Sentencing in Circuit Court will be by judge unless the defendant has been convicted by a jury and timely and correctly filed a demand for a sentencing by Virginia jurors at least thirty days before sentencing. Virginia Code § 19.2-295(A). Beware the vagaries of many DUI jurors for sentencing, but also beware of that with plenty of judges. Some of the jurors you least expect to go berserk over DUI cases can go that way. A law professor whom I otherwise look up to in many ways seemed to get bent out of shape so much about my stance on DUI defense (I know I am on the side of the angels with DWI defense and all other criminal defense) that he seemed to have lost interest in his initial idea during my 20th law school reunion to meet up for lunch and to discuss our mutual professional work. A seemingly likable cookout guest (until he started spouting up a storm about DUI defendants) at a very politically and socially liberal college classmate went nuts by email to me that I would even think about defending those accused of driving under the influence. So much for presumed innocent unless and until proven guilty beyond a reasonable doubt; and so much for assuring that any sentencing is just, fair and humane. The numbers mean that more people are going to know someone who has been injured or killed by someone later convicted of DUI than they are to know a person who has been injured or killed by any other crime.

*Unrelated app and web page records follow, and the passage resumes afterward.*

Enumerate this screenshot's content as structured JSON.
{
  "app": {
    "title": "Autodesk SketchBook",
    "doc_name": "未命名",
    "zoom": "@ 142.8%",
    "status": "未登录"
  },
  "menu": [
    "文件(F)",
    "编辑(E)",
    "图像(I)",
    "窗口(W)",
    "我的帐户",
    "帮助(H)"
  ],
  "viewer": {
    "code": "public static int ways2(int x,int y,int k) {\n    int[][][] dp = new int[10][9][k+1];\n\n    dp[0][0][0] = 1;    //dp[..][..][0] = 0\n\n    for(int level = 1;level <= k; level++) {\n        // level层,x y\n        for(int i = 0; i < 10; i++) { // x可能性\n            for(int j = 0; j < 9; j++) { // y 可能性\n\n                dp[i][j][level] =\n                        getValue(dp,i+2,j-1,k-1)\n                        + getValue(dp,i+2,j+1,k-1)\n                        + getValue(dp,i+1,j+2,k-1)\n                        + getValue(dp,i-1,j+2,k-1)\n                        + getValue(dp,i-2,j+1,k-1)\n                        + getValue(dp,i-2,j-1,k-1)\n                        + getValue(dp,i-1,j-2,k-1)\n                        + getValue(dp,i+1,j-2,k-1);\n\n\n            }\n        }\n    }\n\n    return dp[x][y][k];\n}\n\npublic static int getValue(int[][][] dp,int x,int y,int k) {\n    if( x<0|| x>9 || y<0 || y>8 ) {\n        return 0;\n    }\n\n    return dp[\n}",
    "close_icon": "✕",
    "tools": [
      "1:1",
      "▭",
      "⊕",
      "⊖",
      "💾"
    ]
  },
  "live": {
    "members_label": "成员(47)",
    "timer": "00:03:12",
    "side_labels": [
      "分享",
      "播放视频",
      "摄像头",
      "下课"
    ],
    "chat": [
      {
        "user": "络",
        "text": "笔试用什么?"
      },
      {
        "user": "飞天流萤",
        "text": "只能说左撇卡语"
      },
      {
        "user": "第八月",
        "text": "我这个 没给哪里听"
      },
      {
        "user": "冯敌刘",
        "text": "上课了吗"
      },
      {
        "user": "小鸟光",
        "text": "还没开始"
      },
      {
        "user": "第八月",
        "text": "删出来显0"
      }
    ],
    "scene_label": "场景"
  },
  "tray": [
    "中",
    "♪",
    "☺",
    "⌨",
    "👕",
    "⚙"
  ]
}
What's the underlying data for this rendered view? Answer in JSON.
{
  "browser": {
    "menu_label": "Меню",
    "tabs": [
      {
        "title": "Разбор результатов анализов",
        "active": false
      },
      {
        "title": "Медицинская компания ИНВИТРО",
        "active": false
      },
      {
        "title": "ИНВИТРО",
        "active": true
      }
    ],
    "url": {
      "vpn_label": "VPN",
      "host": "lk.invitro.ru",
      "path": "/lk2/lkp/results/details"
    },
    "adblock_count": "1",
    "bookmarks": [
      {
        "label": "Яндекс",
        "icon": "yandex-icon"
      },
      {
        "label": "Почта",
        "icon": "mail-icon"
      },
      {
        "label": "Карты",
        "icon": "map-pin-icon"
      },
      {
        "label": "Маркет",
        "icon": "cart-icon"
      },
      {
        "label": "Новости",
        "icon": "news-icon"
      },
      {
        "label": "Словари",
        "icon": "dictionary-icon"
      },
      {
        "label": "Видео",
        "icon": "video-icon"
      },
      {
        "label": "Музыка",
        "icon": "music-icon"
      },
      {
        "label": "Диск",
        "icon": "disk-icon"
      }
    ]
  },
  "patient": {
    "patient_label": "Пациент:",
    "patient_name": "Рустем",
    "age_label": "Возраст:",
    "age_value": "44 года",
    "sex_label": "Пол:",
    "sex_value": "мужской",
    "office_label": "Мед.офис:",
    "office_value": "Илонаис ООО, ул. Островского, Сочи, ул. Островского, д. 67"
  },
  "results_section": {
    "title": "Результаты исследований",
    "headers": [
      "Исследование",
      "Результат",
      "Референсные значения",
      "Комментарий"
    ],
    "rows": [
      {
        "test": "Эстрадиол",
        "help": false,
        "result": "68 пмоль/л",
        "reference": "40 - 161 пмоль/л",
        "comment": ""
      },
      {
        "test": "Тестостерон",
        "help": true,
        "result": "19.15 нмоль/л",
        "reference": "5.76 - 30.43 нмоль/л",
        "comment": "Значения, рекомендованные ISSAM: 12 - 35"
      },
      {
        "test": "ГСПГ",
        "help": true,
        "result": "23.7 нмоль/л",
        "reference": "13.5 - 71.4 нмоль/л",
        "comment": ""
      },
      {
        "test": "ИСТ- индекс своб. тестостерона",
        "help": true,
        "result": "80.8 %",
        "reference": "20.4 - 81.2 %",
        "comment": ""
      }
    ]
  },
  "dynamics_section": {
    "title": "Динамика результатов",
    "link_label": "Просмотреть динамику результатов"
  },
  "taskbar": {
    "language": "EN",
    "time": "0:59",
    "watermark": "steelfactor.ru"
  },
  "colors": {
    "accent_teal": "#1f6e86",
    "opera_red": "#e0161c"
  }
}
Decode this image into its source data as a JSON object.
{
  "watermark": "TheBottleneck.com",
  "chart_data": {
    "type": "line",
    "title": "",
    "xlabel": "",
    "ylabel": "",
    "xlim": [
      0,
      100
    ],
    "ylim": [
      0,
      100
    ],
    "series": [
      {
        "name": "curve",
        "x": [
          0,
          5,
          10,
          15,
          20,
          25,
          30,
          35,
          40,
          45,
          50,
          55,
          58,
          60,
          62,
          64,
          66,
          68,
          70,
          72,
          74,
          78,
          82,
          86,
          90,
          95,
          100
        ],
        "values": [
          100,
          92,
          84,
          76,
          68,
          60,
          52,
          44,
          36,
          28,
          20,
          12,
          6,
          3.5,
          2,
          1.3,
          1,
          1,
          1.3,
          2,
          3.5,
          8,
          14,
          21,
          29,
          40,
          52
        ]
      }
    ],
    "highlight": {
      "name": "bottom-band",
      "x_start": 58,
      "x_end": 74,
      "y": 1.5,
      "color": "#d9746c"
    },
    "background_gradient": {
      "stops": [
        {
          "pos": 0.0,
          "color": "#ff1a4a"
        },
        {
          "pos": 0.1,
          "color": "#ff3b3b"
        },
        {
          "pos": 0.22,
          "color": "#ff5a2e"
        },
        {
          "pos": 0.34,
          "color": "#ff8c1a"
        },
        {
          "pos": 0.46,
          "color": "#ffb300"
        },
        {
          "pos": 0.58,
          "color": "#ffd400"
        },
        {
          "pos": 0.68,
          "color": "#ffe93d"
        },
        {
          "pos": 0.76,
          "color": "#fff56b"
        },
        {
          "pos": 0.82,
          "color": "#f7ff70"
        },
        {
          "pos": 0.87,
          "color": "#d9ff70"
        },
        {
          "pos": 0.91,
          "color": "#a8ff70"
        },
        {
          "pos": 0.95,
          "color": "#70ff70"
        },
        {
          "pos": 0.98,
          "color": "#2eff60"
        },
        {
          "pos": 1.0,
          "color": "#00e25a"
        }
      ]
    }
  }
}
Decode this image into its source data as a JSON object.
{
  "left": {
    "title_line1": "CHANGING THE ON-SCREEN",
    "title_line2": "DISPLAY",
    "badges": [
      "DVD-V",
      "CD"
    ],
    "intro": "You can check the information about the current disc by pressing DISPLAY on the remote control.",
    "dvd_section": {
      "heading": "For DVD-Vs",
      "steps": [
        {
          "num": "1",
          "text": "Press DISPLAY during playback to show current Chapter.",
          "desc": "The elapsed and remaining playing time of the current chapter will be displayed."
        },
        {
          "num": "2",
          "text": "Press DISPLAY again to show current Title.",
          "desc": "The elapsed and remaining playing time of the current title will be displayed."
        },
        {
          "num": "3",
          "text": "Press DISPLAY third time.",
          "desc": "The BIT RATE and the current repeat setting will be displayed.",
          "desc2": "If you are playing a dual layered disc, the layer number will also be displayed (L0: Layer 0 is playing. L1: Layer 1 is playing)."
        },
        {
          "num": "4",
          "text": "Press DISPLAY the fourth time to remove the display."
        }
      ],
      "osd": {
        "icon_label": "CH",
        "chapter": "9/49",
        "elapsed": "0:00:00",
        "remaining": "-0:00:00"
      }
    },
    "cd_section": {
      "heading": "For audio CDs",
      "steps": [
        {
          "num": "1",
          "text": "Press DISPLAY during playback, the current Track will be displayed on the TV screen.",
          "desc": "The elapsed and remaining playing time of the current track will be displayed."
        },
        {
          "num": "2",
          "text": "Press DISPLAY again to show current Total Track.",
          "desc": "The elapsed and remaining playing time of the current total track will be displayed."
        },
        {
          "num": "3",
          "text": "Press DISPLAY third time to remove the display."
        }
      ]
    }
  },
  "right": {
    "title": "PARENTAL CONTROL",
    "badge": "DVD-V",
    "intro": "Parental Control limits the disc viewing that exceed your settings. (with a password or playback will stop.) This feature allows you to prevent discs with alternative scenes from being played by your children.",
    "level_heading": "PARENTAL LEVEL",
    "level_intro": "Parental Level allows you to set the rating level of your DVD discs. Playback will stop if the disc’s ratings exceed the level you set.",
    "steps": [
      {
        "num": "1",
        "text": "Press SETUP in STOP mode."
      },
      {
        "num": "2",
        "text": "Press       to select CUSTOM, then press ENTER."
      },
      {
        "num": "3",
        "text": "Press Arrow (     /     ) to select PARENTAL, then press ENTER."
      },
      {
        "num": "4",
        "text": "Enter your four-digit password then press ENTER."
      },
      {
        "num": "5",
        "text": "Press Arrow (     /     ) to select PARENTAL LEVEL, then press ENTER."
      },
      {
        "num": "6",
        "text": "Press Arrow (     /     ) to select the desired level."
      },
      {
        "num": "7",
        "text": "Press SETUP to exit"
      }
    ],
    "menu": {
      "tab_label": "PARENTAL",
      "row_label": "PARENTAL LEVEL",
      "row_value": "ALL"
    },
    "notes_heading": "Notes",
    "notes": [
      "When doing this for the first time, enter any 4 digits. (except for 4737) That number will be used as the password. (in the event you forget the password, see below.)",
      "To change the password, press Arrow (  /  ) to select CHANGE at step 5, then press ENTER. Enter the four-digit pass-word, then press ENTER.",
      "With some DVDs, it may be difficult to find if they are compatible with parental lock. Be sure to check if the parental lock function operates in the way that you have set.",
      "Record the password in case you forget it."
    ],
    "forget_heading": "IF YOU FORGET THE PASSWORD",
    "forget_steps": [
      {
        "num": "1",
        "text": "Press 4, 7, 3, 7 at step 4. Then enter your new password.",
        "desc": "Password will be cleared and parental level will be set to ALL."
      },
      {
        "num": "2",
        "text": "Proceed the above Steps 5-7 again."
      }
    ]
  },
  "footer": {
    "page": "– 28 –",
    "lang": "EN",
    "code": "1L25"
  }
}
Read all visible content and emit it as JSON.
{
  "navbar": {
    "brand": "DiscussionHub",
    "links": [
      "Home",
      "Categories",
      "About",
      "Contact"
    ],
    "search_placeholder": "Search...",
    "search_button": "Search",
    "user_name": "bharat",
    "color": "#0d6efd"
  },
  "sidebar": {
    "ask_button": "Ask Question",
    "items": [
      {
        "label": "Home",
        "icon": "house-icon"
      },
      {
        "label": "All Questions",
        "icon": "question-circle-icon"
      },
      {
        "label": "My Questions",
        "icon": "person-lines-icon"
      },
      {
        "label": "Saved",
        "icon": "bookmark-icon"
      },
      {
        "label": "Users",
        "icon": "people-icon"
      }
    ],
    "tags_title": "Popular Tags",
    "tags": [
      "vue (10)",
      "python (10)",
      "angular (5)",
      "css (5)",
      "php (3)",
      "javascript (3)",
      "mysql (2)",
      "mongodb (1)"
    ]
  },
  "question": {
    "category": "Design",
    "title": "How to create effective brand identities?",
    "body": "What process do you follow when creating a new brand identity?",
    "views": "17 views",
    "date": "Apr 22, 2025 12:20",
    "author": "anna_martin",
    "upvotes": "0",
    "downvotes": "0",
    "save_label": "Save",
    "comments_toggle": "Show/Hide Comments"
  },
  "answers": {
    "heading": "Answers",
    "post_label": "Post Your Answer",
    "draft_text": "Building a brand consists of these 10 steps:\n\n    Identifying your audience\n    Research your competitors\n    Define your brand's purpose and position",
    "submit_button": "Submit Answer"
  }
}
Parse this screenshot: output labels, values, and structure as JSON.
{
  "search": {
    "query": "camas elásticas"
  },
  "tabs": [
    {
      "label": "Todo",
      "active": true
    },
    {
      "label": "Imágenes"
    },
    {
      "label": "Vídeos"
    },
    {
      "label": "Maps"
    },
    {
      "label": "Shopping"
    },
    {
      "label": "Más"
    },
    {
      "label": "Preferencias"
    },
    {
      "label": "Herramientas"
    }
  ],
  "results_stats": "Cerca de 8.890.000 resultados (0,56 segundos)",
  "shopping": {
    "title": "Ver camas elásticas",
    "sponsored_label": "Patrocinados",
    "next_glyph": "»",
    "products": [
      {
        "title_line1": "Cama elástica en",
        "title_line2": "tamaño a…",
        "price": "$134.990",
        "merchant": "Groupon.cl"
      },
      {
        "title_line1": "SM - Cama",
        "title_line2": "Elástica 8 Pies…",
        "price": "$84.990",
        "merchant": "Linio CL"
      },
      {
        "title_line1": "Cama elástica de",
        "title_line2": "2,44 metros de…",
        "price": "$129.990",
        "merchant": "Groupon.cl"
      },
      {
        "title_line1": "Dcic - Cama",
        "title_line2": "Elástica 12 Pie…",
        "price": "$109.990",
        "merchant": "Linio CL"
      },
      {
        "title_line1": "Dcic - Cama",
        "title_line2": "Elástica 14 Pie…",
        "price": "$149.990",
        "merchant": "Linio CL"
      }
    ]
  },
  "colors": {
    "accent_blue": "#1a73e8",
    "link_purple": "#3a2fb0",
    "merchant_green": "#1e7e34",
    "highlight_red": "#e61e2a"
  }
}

How do I protect myself against a harsh outcome in my Virginia DUI case?
How do you protect yourself against a harsh DUI outcome including from Virginia jurors? Ideally, avoid getting behind the wheel less than 24 hours after finishing consuming beer, wine or alcohol. Even if the alcohol entirely left your bloodstream hours before that, this is about overcovering risk. If you do get investigated for DUI, keep in mind the rights I address here and elsewhere when a suspect or potential suspect. If you are prosecuted for DUI, obtain a qualified lawyer with whom you will work closely as a team. When I defend a person accused of violating the Virginia DUI law, I defend them to the hilt at every stage of the case, which includes, but is not limited to, showing how my client’s alleged behavior was an aberration that will not be repeated, and how on a scale of one to ten, my client’s alleged behavior falls closer to a one, where a ten is the most egregious.
Fairfax DUI lawyer Jonathan Katz pursues your best defense at every stage of a Virginia DWI and criminal prosecution. See for yourself the positive difference Jon Katz can make for your defense and offense, through a free in-person consultation about your court-pending case, at 703-383-1100.